Samhain (pronounced “Sauwain”) – The autumn equinox.  As Beltaine (May 1st)  marked the beginnings of summer, so Samhain recorded the end.  Samhain was celebrated with ritual bonfires and is the origin of Halloween.  The Celtic year began with Samhain at the end of October, a time of deliberate misrule and contrariness.  It was also thought to be a time when the dead could return to warm themselves at the fires of the living and when poets were able to enter the Otherworld. 

Halloween pumpkin lanterns may have originated with Celts’s customs of placing the skulls of ancestors outside their doors at this time.

“Decoding the Celtic. Revealing the legacy of the Celtic Traditions, Claire Hamilton & Steve Eddy.”


Last night was the beginning of Samhain.  On my bucket list is to go to Scotland, but if I could put an asterisk next to it, it would say “Go during the celebration of Samhain”.  I’m deeply in love with Celtic history with all of its lore and mythology and I have Michael Linkletter to thank for that.  He was my Celtic professor at STFX (6/7 years ago).  Since that class I’ve read everything that I can with regards to their deep history.  Someday I hope to return to study the Gaelic language and divulge my time into taking another Celtic History course.  However until then I will bide my time reading my Celtic Lore, History & Mythology books

Meanwhile Halloween in Kugaaruk is over and the kids are probably holding their bellies after consuming all their treats from last night.  We gave out suckers, skittles – starbursts, goldfish crackers and tootsies pops.  It was a great evening and over all we had approximately 110 kids, unfortunately we didn’t get to see a lot of costumes,  half the kids were out in their winter garb considering it was –35 with wind-chill.  We did get to see plenty of face paint that turned the kidlets into mice, cats, clowns and scary creatures.  We also had a couple of furry animals grace our door early in the evening; a  very adorable puppy & bear. 

We thought about heading over to the Hamlet for the Costume Contest however it was damn cold out, and considering we spent a considerable amount of time there last year we felt that we wouldn’t see anything different.  So Hughie and I decided to kick back with a couple of good “old” horror movies.  Pet Semetary and Night of the Living Dead.  Two classic horror movies that still had my skin crawling.  I’m just glad we don’t own The Ring.  It was a great spooky evening. 

I came to the realization that we must live in one of the safest Trick n Treating locations.  The whole town knows one another as does the kids and the chances of someone tainting the candy is not even thought of.  As a child I was never allowed to eat “homemade” candy that was given out the doors however here I saw fudge, popcorn balls and squares in the bags of the kids .  There are also no pumpkins in town for kids to destroy no hay bails to burn and eggs are so expensive kids don’t buy them to throw at doors and cars.   It is nice to wake up in the morning look out the window and see nothing; in Selkirk you would see Toilet paper, destroyed pumpkins and egg shells spattering the roads and sidewalks.

I hope everyone one had a safe Samhain. 

I’m not sure if it is too soon for this but…54 days until Christmas Eve.


Christa said...

St. FX?! me too!

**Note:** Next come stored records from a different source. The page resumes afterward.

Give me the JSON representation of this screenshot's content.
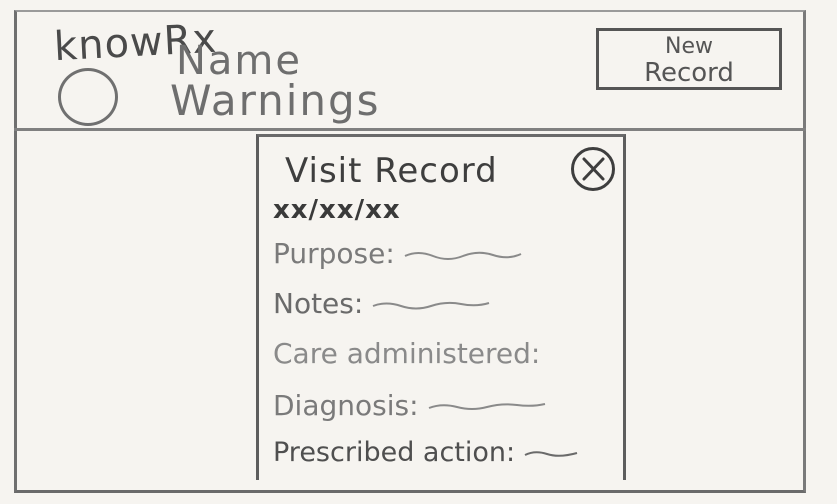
{
  "header": {
    "app_name": "knowRx",
    "patient_name": "Name",
    "patient_warnings": "Warnings",
    "new_record_line1": "New",
    "new_record_line2": "Record"
  },
  "modal": {
    "title": "Visit Record",
    "date": "xx/xx/xx",
    "fields": [
      {
        "label": "Purpose:"
      },
      {
        "label": "Notes:"
      },
      {
        "label": "Care administered:"
      },
      {
        "label": "Diagnosis:"
      },
      {
        "label": "Prescribed action:"
      }
    ]
  },
  "icons": {
    "avatar": "avatar-circle",
    "close": "close-x-circle-icon"
  }
}
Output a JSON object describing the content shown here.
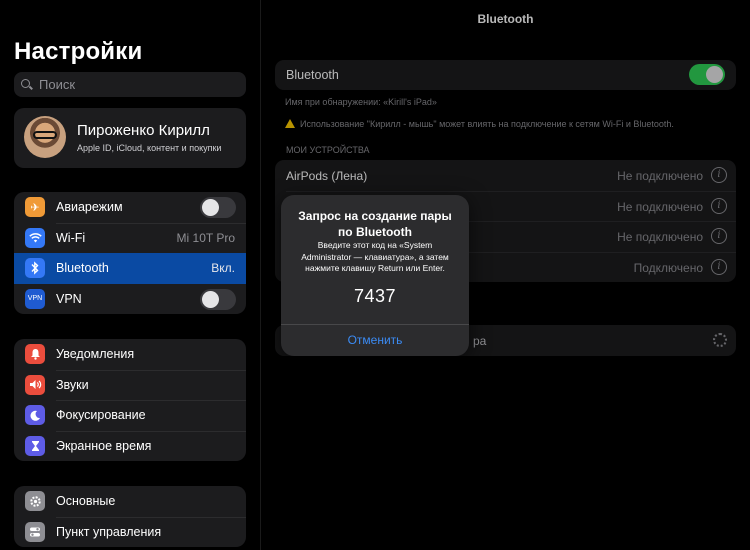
{
  "sidebar": {
    "title": "Настройки",
    "search_placeholder": "Поиск",
    "profile": {
      "name": "Пироженко Кирилл",
      "subtitle": "Apple ID, iCloud, контент и покупки"
    },
    "group1": [
      {
        "label": "Авиарежим",
        "icon": "airplane-icon",
        "color": "#f09a37",
        "toggle": "off"
      },
      {
        "label": "Wi-Fi",
        "icon": "wifi-icon",
        "color": "#3478f6",
        "value": "Mi 10T Pro"
      },
      {
        "label": "Bluetooth",
        "icon": "bluetooth-icon",
        "color": "#3478f6",
        "value": "Вкл.",
        "selected": true
      },
      {
        "label": "VPN",
        "icon": "vpn-icon",
        "color": "#1f5bd1",
        "toggle": "off",
        "icon_text": "VPN"
      }
    ],
    "group2": [
      {
        "label": "Уведомления",
        "icon": "bell-icon",
        "color": "#eb4d3d"
      },
      {
        "label": "Звуки",
        "icon": "speaker-icon",
        "color": "#eb4d3d"
      },
      {
        "label": "Фокусирование",
        "icon": "moon-icon",
        "color": "#5e5ce6"
      },
      {
        "label": "Экранное время",
        "icon": "hourglass-icon",
        "color": "#5e5ce6"
      }
    ],
    "group3": [
      {
        "label": "Основные",
        "icon": "gear-icon",
        "color": "#8e8e93"
      },
      {
        "label": "Пункт управления",
        "icon": "switches-icon",
        "color": "#8e8e93"
      }
    ]
  },
  "pane": {
    "nav_title": "Bluetooth",
    "bt_label": "Bluetooth",
    "bt_toggle": "on",
    "discovery_note": "Имя при обнаружении: «Kirill's iPad»",
    "warning_note": "Использование \"Кирилл - мышь\" может влиять на подключение к сетям Wi-Fi и Bluetooth.",
    "section_header": "МОИ УСТРОЙСТВА",
    "devices": [
      {
        "name": "AirPods (Лена)",
        "status": "Не подключено"
      },
      {
        "name": "",
        "status": "Не подключено"
      },
      {
        "name": "",
        "status": "Не подключено"
      },
      {
        "name": "",
        "status": "Подключено"
      }
    ],
    "other_tail": "ра"
  },
  "alert": {
    "title": "Запрос на создание пары по Bluetooth",
    "message": "Введите этот код на «System Administrator — клавиатура», а затем нажмите клавишу Return или Enter.",
    "code": "7437",
    "cancel": "Отменить"
  }
}
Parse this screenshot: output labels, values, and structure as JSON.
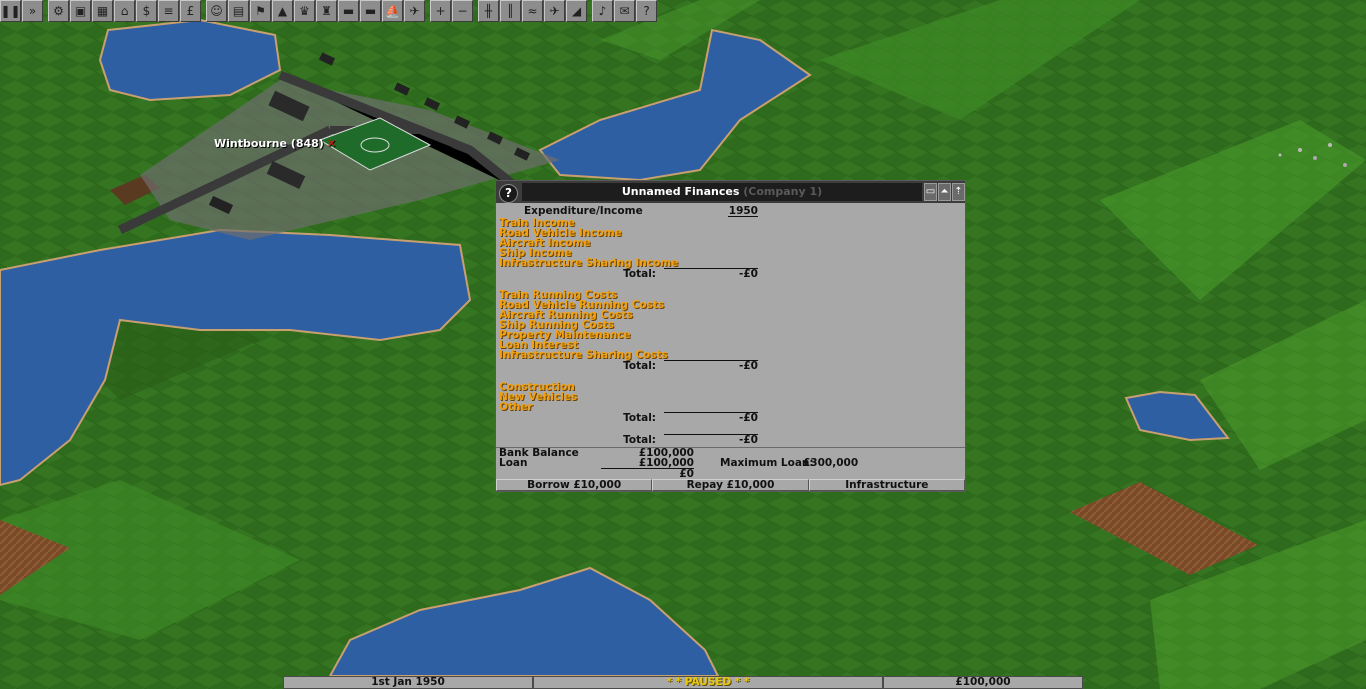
{
  "toolbar": {
    "buttons": [
      {
        "name": "pause-icon",
        "glyph": "❚❚"
      },
      {
        "name": "fast-forward-icon",
        "glyph": "»"
      },
      {
        "name": "settings-gear-icon",
        "glyph": "⚙"
      },
      {
        "name": "save-disk-icon",
        "glyph": "▣"
      },
      {
        "name": "map-icon",
        "glyph": "▦"
      },
      {
        "name": "town-directory-icon",
        "glyph": "⌂"
      },
      {
        "name": "subsidies-icon",
        "glyph": "$"
      },
      {
        "name": "station-list-icon",
        "glyph": "≡"
      },
      {
        "name": "finances-icon",
        "glyph": "£"
      },
      {
        "name": "company-icon",
        "glyph": "☺"
      },
      {
        "name": "story-book-icon",
        "glyph": "▤"
      },
      {
        "name": "goals-icon",
        "glyph": "⚑"
      },
      {
        "name": "graphs-icon",
        "glyph": "▲"
      },
      {
        "name": "league-table-icon",
        "glyph": "♛"
      },
      {
        "name": "industry-icon",
        "glyph": "♜"
      },
      {
        "name": "train-list-icon",
        "glyph": "▬"
      },
      {
        "name": "road-vehicle-list-icon",
        "glyph": "▬"
      },
      {
        "name": "ship-list-icon",
        "glyph": "⛵"
      },
      {
        "name": "aircraft-list-icon",
        "glyph": "✈"
      },
      {
        "name": "zoom-in-icon",
        "glyph": "+"
      },
      {
        "name": "zoom-out-icon",
        "glyph": "−"
      },
      {
        "name": "build-railway-icon",
        "glyph": "╫"
      },
      {
        "name": "build-road-icon",
        "glyph": "║"
      },
      {
        "name": "build-waterways-icon",
        "glyph": "≈"
      },
      {
        "name": "build-airport-icon",
        "glyph": "✈"
      },
      {
        "name": "landscaping-icon",
        "glyph": "◢"
      },
      {
        "name": "music-sound-icon",
        "glyph": "♪"
      },
      {
        "name": "messages-icon",
        "glyph": "✉"
      },
      {
        "name": "help-icon",
        "glyph": "?"
      }
    ]
  },
  "map": {
    "town_label": "Wintbourne (848)",
    "town_marker": "✕"
  },
  "finance_window": {
    "help": "?",
    "title_main": "Unnamed Finances",
    "title_company": "(Company 1)",
    "header_label": "Expenditure/Income",
    "year": "1950",
    "income_items": [
      "Train Income",
      "Road Vehicle Income",
      "Aircraft Income",
      "Ship Income",
      "Infrastructure Sharing Income"
    ],
    "income_total_label": "Total:",
    "income_total": "-£0",
    "cost_items": [
      "Train Running Costs",
      "Road Vehicle Running Costs",
      "Aircraft Running Costs",
      "Ship Running Costs",
      "Property Maintenance",
      "Loan Interest",
      "Infrastructure Sharing Costs"
    ],
    "cost_total_label": "Total:",
    "cost_total": "-£0",
    "capital_items": [
      "Construction",
      "New Vehicles",
      "Other"
    ],
    "capital_total_label": "Total:",
    "capital_total": "-£0",
    "grand_total_label": "Total:",
    "grand_total": "-£0",
    "bank_balance_label": "Bank Balance",
    "bank_balance": "£100,000",
    "loan_label": "Loan",
    "loan": "£100,000",
    "net_value": "£0",
    "max_loan_label": "Maximum Loan:",
    "max_loan": "£300,000",
    "buttons": {
      "borrow": "Borrow £10,000",
      "repay": "Repay £10,000",
      "infrastructure": "Infrastructure"
    }
  },
  "status_bar": {
    "date": "1st Jan 1950",
    "paused": "* * PAUSED * *",
    "money": "£100,000"
  },
  "colors": {
    "grass": "#2f6b1c",
    "water": "#2f5fa3",
    "orange_text": "#f0a010",
    "window_bg": "#a8a8a8"
  }
}
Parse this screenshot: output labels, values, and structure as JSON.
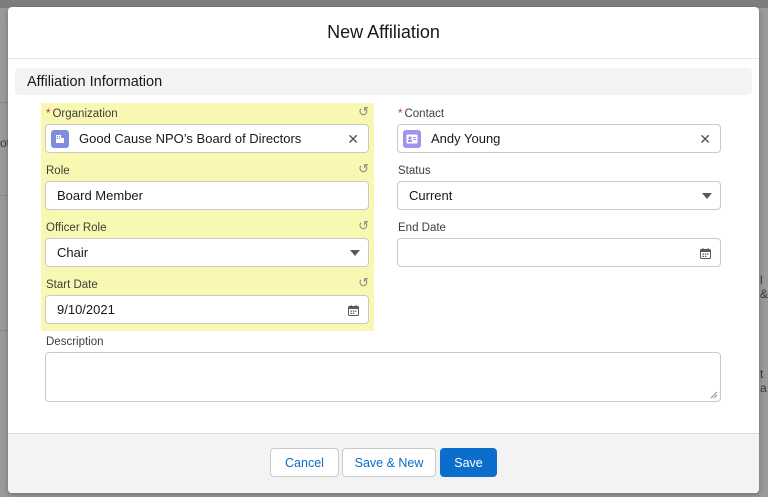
{
  "modal": {
    "title": "New Affiliation",
    "section_title": "Affiliation Information"
  },
  "background_fragments": [
    "ot",
    "l &",
    "t a"
  ],
  "fields": {
    "organization": {
      "label": "Organization",
      "required_mark": "*",
      "value": "Good Cause NPO’s Board of Directors",
      "icon": "account-icon",
      "icon_color": "#7f8de1",
      "highlighted": true
    },
    "contact": {
      "label": "Contact",
      "required_mark": "*",
      "value": "Andy Young",
      "icon": "contact-icon",
      "icon_color": "#a094ed"
    },
    "role": {
      "label": "Role",
      "value": "Board Member",
      "highlighted": true
    },
    "status": {
      "label": "Status",
      "value": "Current"
    },
    "officer_role": {
      "label": "Officer Role",
      "value": "Chair",
      "highlighted": true
    },
    "end_date": {
      "label": "End Date",
      "value": ""
    },
    "start_date": {
      "label": "Start Date",
      "value": "9/10/2021",
      "highlighted": true
    },
    "description": {
      "label": "Description",
      "value": ""
    }
  },
  "footer": {
    "cancel_label": "Cancel",
    "save_new_label": "Save & New",
    "save_label": "Save"
  },
  "colors": {
    "highlight": "#f9f8b3",
    "brand": "#0b6ecd",
    "required": "#c23934"
  }
}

I went there from 2001-2007 (biology then education degree). Such a small world :D

Tammy said...

I'm afraid I'm not a member of the X ring society, I did only a year at STFX and then decided to jump back into the working world. My husband however graduated in 2005 and he proudly wears his x-ring. We have seen more X-rings here in Nunavut than we have seen the whole time we were living in Manitoba.